John David Semones began his environmental research and conservation advocacy

career during the summer of 1994 as a Student Conservation Association volunteer in the

Olympic National Forest, Washington. Work with Northern Spotted Owls and Marbled

Murrelets began an ongoing concentration in endangered bird research, conservation,

education, and recovery. He received a Bachelor of Science in biology from Davidson

College, Davidson, North Carolina, in 1995. John David spent his first year post-

undergraduate as an environmental educator, designing and teaching hands-on ecological

classes for the Honey Creek Environmental Education Center on the southeast coast of

Georgia. In the summer of 1996 he left Georgia for migratory bird work in Alaska,

initiating a nearly four-year stretch of field biological work in various ecosystems across

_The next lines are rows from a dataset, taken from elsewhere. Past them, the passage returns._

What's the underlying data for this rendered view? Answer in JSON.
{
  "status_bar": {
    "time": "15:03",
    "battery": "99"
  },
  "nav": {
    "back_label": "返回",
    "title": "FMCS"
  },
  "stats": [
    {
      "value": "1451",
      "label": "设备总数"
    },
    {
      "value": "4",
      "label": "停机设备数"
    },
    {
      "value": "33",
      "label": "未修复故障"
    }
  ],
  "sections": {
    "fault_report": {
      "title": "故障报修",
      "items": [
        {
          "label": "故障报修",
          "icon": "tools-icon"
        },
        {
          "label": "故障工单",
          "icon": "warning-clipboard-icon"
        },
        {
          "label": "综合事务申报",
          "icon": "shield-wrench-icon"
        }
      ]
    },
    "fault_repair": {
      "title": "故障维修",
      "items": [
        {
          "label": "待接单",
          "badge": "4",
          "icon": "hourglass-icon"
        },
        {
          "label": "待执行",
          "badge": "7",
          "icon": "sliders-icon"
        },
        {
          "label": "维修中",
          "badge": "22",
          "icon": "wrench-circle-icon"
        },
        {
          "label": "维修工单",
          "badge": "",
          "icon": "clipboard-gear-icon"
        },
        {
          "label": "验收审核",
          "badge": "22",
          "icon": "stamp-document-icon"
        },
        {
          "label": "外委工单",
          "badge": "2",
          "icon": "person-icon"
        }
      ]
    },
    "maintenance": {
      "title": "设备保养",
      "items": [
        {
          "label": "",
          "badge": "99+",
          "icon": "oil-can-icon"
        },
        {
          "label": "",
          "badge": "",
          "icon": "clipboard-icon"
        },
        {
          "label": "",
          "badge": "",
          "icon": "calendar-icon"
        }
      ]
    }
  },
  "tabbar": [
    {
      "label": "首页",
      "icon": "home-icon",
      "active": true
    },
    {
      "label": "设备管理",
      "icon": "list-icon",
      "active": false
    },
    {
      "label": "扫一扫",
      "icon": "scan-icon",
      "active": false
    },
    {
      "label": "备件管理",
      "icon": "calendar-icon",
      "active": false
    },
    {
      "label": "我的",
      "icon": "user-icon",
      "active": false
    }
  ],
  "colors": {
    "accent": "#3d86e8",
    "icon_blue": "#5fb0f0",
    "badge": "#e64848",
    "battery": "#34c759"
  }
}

the country. He spent a year in Arizona working with the endangered Southwestern

Willow Flycatcher and 2.5 years on the Big Island of Hawaii with the Palila Restoration

Project. John David began his Master of Science degree with the University of Florida in

the fall of 2000, concentrating on wading bird reproductive success in the Everglades.

Upon completion of his degree John David plans on attending law school, focusing on

environmental and natural resources law.